Exercise data —
----
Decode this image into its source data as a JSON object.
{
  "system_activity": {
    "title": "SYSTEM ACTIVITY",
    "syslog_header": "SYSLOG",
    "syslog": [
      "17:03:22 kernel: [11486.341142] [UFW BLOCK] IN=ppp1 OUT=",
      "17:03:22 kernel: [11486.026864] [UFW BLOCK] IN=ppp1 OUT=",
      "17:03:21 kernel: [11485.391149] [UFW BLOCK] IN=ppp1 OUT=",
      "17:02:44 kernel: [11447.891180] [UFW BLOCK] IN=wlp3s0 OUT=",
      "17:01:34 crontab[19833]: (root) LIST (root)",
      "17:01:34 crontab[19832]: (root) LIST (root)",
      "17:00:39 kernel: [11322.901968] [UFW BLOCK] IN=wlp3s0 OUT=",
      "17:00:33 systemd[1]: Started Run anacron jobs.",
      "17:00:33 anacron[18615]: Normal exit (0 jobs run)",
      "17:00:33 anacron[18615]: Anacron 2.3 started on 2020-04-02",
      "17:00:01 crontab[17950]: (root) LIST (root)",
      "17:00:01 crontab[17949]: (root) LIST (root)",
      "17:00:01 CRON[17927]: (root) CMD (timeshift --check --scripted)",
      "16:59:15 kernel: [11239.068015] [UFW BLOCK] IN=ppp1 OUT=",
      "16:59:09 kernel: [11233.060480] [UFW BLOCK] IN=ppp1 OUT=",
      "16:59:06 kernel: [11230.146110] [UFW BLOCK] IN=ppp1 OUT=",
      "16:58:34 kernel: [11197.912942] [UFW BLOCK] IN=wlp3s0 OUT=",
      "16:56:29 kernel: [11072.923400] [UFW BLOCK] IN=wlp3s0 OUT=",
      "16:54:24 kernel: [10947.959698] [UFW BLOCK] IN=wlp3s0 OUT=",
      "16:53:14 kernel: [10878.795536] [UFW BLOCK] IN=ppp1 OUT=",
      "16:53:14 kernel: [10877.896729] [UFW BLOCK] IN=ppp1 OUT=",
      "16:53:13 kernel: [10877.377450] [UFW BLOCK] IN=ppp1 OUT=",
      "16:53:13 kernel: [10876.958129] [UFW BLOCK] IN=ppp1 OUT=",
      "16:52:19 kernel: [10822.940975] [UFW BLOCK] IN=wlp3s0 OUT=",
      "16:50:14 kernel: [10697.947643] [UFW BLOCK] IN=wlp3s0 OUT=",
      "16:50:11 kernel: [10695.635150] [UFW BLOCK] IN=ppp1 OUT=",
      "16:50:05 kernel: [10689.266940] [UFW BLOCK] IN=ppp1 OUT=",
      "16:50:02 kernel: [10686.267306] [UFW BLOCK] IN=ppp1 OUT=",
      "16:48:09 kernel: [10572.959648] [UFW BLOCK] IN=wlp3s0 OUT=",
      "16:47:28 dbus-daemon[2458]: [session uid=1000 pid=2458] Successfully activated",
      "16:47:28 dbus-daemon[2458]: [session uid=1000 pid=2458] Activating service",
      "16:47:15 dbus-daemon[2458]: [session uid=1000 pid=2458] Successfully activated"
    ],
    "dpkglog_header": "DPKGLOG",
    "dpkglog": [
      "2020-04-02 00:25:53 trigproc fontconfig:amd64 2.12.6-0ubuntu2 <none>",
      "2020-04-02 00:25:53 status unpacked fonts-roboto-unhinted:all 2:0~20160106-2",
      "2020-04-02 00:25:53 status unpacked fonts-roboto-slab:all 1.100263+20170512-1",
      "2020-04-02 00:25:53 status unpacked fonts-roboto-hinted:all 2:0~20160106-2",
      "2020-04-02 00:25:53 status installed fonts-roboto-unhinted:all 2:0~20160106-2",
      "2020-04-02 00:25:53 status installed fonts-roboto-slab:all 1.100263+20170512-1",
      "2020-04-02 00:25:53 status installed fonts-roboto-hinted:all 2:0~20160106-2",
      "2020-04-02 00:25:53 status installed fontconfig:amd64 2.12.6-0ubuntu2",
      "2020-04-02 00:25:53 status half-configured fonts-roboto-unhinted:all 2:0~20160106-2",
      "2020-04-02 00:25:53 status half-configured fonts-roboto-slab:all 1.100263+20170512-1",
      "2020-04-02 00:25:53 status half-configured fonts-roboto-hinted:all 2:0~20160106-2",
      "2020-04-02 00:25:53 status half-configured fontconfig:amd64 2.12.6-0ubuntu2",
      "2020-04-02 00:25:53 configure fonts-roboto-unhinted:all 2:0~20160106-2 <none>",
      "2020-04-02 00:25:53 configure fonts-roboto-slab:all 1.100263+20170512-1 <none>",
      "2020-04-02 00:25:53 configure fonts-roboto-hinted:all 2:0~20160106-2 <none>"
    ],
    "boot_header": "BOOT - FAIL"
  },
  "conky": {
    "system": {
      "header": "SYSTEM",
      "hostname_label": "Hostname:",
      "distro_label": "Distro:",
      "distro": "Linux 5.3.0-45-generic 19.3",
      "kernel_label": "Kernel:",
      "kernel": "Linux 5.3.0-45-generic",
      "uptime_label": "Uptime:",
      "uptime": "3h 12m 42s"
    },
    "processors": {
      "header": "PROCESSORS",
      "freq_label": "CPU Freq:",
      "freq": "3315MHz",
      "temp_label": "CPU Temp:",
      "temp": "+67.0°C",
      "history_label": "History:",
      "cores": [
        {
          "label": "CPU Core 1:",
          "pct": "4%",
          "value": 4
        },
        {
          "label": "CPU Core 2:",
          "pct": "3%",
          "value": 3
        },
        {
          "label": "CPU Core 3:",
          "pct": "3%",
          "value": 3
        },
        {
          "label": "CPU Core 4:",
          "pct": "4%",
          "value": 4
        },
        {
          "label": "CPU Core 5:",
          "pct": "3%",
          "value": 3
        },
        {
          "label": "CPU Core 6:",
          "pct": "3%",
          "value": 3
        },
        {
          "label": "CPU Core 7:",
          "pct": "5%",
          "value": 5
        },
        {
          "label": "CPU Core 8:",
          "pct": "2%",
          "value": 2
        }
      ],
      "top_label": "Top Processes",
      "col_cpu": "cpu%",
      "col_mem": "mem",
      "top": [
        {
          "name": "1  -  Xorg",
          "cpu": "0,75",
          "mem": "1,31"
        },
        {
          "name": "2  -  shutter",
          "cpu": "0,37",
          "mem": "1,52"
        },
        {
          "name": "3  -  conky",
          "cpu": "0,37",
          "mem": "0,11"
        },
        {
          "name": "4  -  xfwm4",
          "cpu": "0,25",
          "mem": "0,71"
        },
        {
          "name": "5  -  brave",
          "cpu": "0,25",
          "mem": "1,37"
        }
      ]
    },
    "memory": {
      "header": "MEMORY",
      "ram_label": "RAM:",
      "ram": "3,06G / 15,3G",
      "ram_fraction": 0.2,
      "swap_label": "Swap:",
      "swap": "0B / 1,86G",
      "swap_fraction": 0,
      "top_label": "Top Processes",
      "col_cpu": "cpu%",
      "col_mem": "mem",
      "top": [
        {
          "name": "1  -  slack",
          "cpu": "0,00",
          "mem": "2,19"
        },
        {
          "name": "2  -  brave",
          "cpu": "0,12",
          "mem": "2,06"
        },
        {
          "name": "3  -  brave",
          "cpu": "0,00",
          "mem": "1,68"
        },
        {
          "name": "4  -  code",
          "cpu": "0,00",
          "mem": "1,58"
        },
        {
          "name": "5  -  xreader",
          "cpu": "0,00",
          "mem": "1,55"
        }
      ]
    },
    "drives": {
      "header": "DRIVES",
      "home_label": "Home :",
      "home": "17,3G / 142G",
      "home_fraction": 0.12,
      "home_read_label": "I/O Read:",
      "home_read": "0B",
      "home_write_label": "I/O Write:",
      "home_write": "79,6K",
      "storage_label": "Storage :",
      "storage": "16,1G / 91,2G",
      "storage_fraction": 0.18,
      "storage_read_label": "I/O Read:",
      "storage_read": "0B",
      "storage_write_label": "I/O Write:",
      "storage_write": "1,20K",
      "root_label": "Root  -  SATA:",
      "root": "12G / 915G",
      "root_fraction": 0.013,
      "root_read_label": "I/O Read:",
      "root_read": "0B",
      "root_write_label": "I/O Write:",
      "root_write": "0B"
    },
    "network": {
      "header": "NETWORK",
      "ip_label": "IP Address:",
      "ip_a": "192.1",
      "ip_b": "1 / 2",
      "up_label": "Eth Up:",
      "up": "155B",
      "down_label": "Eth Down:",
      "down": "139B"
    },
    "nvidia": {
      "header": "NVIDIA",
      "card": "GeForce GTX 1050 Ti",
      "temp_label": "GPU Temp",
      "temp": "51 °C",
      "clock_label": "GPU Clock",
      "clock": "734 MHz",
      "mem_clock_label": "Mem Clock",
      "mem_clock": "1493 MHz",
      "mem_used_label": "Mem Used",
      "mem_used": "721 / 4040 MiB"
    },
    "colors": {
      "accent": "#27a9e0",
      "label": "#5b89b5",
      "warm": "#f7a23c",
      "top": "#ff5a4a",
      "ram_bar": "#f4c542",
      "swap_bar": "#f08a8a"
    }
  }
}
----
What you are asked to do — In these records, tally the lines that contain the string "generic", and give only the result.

Solution for this task — 2